Sonography has become a daily tool for hospitals and imaging centers; it’s inexpensive, relatively quick and the radiation is non-ionizing. However, this growing utilization has increased the workload for individual sonographers, resulting in widespread overuse injuries—as many as 90 percent of sonographers image in pain, according to a 2009 study.

Improving communication with radiologists related to critical findings (CFs) has a positive impact on compliance, according to a recent study published in the Journal of the American College of Radiology. After time, however, the influence of that communication appears to fade.

Jason Kelly, MD, who practices in Denver, predicted the eventual demise of his profession at the hands of IBM’s Watson and its artificial-intelligence kin.

A new survey of nearly 300 ultrasound technologists in Sweden has shown that, despite the dissemination of pain-prevention guidelines developed in the U.S. more than a decade ago, neck and upper extremity pain remains widespread among practitioners of the profession. 

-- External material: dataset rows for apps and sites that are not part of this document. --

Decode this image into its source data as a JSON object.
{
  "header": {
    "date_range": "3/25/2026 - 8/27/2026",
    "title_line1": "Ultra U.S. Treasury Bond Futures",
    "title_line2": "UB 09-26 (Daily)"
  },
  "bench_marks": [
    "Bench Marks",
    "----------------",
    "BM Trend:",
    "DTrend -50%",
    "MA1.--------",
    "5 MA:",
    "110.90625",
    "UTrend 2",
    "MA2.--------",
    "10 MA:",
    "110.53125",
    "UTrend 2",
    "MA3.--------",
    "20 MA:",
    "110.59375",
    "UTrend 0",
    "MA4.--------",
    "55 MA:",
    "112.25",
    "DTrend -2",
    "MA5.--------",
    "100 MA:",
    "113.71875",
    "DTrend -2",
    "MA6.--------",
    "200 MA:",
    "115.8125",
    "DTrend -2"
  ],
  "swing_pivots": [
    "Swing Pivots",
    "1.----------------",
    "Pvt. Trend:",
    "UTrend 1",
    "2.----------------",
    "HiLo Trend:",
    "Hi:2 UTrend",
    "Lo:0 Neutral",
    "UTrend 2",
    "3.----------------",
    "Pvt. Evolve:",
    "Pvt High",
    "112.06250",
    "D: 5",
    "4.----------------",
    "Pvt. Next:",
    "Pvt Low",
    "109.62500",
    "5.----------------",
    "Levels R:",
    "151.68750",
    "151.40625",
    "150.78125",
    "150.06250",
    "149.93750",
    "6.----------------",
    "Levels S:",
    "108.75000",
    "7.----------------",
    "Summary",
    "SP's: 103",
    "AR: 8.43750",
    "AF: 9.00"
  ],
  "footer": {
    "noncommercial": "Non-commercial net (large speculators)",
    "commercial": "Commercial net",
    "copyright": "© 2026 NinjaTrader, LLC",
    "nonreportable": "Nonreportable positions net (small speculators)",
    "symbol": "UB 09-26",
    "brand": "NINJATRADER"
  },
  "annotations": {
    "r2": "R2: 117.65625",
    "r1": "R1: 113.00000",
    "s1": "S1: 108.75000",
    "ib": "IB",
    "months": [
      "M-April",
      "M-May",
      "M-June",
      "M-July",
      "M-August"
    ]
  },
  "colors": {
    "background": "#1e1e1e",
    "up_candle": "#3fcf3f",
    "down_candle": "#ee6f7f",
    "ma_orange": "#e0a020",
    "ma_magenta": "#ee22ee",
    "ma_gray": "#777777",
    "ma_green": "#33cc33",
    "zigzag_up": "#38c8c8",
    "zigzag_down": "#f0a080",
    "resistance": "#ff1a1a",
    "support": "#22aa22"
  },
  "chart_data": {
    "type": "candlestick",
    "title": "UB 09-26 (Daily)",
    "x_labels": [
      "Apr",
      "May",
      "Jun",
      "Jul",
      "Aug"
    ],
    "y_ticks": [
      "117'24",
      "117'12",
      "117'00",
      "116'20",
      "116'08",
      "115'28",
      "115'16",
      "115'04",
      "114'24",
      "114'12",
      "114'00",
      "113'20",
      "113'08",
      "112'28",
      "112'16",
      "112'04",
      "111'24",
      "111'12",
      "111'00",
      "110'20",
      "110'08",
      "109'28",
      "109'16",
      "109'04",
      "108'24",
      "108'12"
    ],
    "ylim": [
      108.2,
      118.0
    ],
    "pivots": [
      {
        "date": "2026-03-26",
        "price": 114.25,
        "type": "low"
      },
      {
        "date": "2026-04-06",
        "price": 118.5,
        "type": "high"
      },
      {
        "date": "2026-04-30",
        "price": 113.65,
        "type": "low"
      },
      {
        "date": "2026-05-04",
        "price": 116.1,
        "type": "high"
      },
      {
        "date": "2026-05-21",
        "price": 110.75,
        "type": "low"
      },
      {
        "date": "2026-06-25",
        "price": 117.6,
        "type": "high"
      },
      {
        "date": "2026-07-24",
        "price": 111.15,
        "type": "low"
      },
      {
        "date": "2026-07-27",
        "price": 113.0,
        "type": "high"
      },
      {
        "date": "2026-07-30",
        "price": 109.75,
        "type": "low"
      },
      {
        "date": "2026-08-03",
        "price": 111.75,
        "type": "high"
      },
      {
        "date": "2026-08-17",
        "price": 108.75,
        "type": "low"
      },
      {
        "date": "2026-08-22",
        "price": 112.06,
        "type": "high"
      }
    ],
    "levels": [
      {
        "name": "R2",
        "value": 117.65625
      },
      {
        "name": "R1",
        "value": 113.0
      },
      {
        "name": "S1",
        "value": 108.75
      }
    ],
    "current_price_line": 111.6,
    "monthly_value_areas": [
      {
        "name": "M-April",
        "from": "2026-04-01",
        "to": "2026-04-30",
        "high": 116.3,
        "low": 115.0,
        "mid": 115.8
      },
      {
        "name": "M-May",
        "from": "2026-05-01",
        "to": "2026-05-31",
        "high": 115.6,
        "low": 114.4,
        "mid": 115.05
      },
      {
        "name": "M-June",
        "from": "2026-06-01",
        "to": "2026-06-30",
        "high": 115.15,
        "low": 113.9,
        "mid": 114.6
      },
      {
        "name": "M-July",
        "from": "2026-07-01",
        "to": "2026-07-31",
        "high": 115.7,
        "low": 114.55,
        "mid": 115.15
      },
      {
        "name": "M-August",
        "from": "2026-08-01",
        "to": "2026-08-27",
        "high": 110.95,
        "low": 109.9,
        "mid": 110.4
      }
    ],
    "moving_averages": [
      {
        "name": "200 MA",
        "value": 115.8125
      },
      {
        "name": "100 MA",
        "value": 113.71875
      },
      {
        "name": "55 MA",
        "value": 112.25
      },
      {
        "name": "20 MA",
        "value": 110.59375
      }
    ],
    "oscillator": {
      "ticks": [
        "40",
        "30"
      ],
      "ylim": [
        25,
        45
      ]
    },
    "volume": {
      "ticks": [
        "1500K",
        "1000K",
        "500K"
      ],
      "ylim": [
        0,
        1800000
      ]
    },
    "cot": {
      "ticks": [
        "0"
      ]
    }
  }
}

With demand for imaging on the rise, researchers from St. James’s Hospital in Dublin, evaluated how much the time to completion of imaging examinations can influence patient length of stay and hospital costs. Writing about its findings for Clinical Radiology, the team said it found that delays for patients undergoing MRI, ultrasound and CT inpatient imaging are associated with longer lengths of stay for those patients. In addition, some delays directly lead to increased hospital costs. 

A recent study showed more than half of all patients with access to at least one online radiology report viewed it online. Lead author Christoph Lee, MD, MSHS, spoke to Radiology Business about his team’s research and why it is so important for patients to have online access to their own reports.

Ricardo Otazo, PhD, and Daniel Sodickson, MD, PhD, of the NYU Langone Medical Center department of radiology, were recently awarded a grant of approximately $3 million by the National Institutes of Health (NIH) to work toward reducing the radiation dose of CT scans by as much as 90 percent. Otazo and Sodickson both spoke with Radiology Business over the phone to provide some insight into their research.

Academic radiology departments have traditionally asked trainees to provide after-hours interpretations, with an attending radiologists confirming the findings the following morning. But concerns over quality have led some facilities to employ attending radiologists around the clock. 

Digital breast tomosynthesis is no longer just a buzzworthy technology among imaging experts; patients have gotten word and are now increasingly demanding access from their local providers.

The pressures on providers in an era of evolving payment models and ever-evolving technology could not be more demanding. In order to be successful, providers will need strong solutions from their technology partners.

David M. Yousem, MD, MBA, Yousem and other specialists worked with the Johns Hopkins Technology Innovation Center to develop a new peer review system, Advanced Peer Review. Yousem spoke with Radiology Business about Advanced Peer Review and how it has changed his colleagues’ opinions on peer review in general. 

As web portals become a bigger part of our healthcare system, are patients taking advantage of that access? According to a recent study published in Academic Radiology, a majority of patients given access to online radiology reports did view them.